Green continued: “One also observes in passing that one does not see any reference in the Open Letter to the offer of the support group and the applicant's rejection of it which is what triggered the local inquiry...”
As Rawson's legal counsel, David Grace QC pointed out, interrupting Green, the support group was not even suggested at the time Rawson wrote her Open letter. It was proposed weeks later.
The purpose of Green's “mistake” was, again, to create the impression that Rawson was responsible for her own dismissal, in order to force the government, and its legislation into court; hence she did not have a bona fide case.
Concluding his 90-minute submission, Green conceded that “an application of this kind, seeking as it does to invoke a summary power...to dispose of the matter, would not likely be granted.” However, he stressed, “putting it at its lowest this is a highly unusual case, and at the very lowest you can be confident on the material the case is a vehicle for an attack on the Order, and that is an improper use of the process that Parliament has given applicants to prosecute their unfair dismissal cases.”Political implications
In reply, David Grace drew out the highly political character of the Department's stance.
“Accepting the [Department's] submission... would be to shut out for all time any ability of the applicant to challenge factually the basis of her dismissal.”
Moreover, he went on, “there has been a lot said about the actions of others, who are said to have carried out the whole process on behalf of Mrs Rawson.

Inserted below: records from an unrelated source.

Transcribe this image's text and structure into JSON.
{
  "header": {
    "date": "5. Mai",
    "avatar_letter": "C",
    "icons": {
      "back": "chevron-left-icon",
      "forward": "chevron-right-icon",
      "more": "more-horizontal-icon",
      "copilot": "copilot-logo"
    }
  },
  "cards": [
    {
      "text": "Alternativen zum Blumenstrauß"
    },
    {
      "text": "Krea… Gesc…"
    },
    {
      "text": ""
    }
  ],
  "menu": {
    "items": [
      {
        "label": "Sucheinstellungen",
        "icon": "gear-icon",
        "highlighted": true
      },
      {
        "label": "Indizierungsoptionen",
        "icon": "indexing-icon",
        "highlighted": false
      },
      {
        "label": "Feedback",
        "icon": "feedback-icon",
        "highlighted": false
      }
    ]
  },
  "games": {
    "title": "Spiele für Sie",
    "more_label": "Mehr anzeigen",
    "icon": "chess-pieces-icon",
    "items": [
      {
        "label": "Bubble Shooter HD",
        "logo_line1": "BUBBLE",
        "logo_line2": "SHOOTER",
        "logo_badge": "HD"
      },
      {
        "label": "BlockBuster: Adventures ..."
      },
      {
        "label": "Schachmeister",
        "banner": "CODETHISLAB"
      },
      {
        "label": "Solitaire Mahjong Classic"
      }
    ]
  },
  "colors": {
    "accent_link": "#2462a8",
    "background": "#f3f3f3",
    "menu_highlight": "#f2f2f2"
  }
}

“The issue of political challenge to the state government in relation to the closure of schools and its reduction in the number of teachers has ... been the subject of intense public debate, and to suggest that because newspaper editorials, even of a leftist ... persuasion, side in relation to a particular view, as being a basis for suggesting that Mrs Rawson's claim is spurious, not validly based, abusing the processes of this Commission, is really to say that freedom of speech, and freedom of political expression, is muzzled in this state.”

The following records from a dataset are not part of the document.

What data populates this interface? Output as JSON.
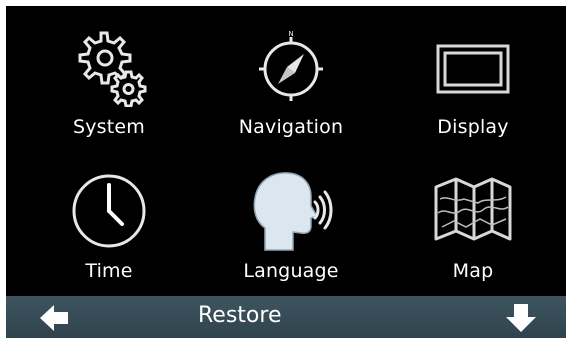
{
  "menu": {
    "tiles": [
      {
        "label": "System",
        "icon": "gears-icon"
      },
      {
        "label": "Navigation",
        "icon": "compass-icon"
      },
      {
        "label": "Display",
        "icon": "display-icon"
      },
      {
        "label": "Time",
        "icon": "clock-icon"
      },
      {
        "label": "Language",
        "icon": "speaking-head-icon"
      },
      {
        "label": "Map",
        "icon": "folded-map-icon"
      }
    ]
  },
  "bottombar": {
    "restore_label": "Restore",
    "back_icon": "arrow-left-icon",
    "scroll_icon": "arrow-down-icon",
    "background": "#3a4f59"
  }
}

The result would be, Grace drew out, that no government policy would be permitted to be attacked in the state's press.
Grace insisted upon Rawson's right to challenge TSO 140. “It was the [Department] who chose to rely upon breaches of teaching Service Order 140 and certain paragraphs of it to justify at least in part the dismissal of [Mrs Rawson]. They decided that; not us.” If the Department were to have its way, this would effectively bar any teacher charged under a particular piece of legislation from challenging that legislation.
Rawson's action in the IRC was, in any case, predominantly aimed at disputing the factual matters involved in her dismissal. The list of 12 witnesses submitted on her behalf, as well as the outlines of their evidence, proved this beyond any doubt.

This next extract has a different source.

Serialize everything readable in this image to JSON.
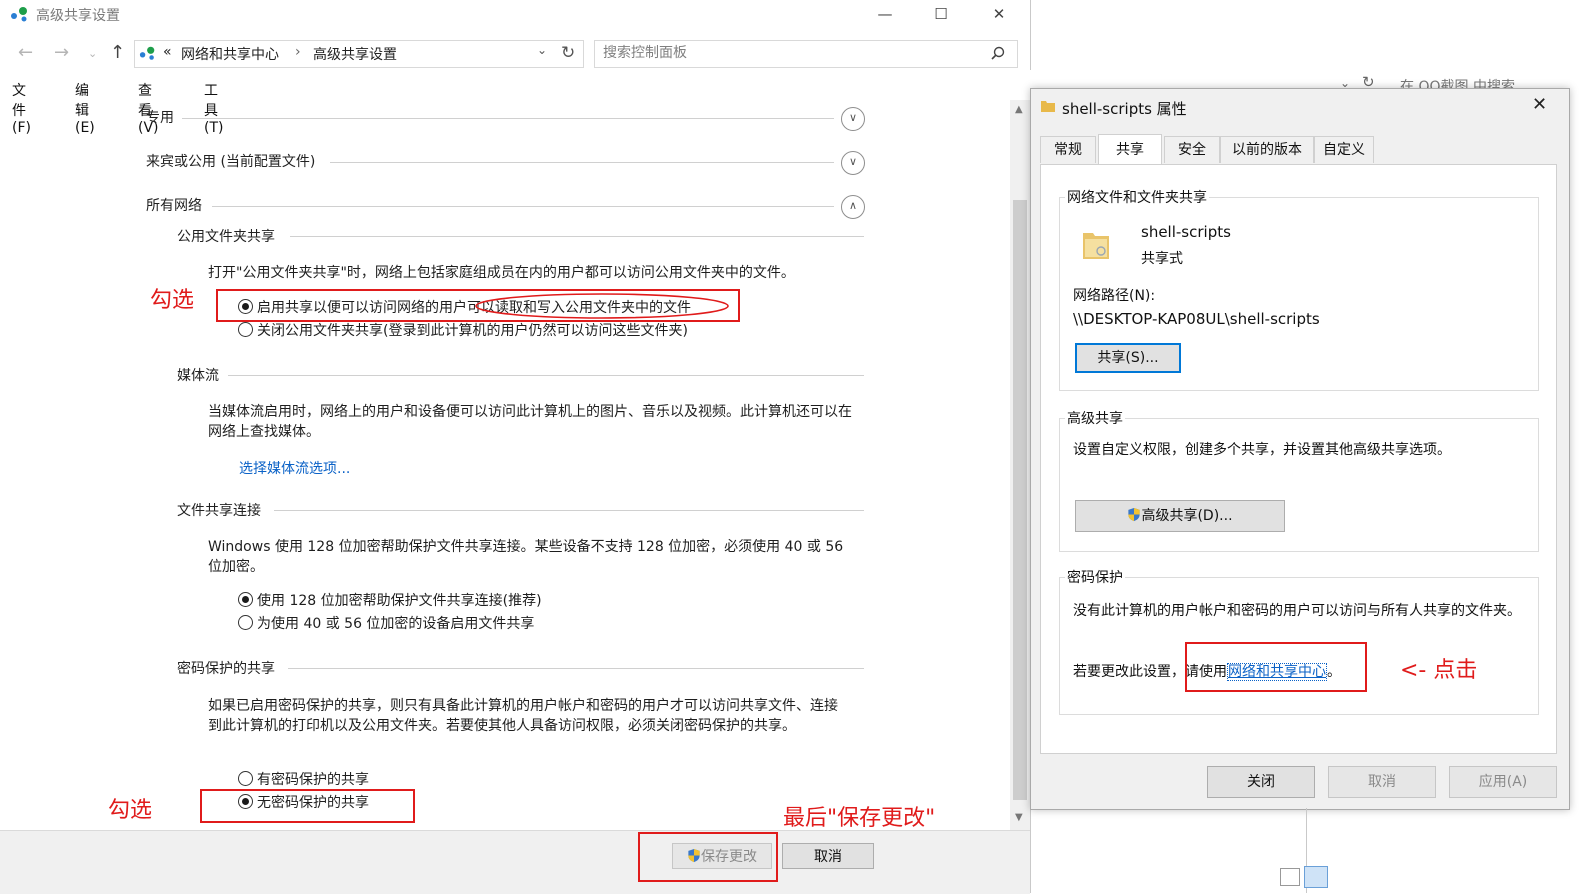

Senior Deputy President Watson decided to adjourn the case until the Supreme Court had ruled on the constitutional validity of TSO 140, on the basis that the Department would agree to expedite the Supreme Court hearing. A Supreme Court “directional hearing”, which will fix a date, has since been set down for July 21.
On May 20, Watson handed down his decision on the Department's “abuse of process” submission, finding in favour of Geraldine Rawson.
Her unfair dismissal case in the IRC, now predicted to last some 10 days, with a total of 24 witnesses called to testify, will thus proceed, whatever the outcome of the Supreme Court action.
The implications of the Department's attempt to stop the IRC hearing are far-reaching. According to its submission, no government worker should have the legal right to challenge any legislation relevant to his or her employment. Nor should they have the right to publicly campaign against such legislation. Moreover, any person seeking to mount a legal case against the government's actions should be barred from obtaining support from community or political organisations.
Ironically, the Department's resort to such arguments only serves to underscore the undemocratic character of its dismissal of Geraldine Rawson.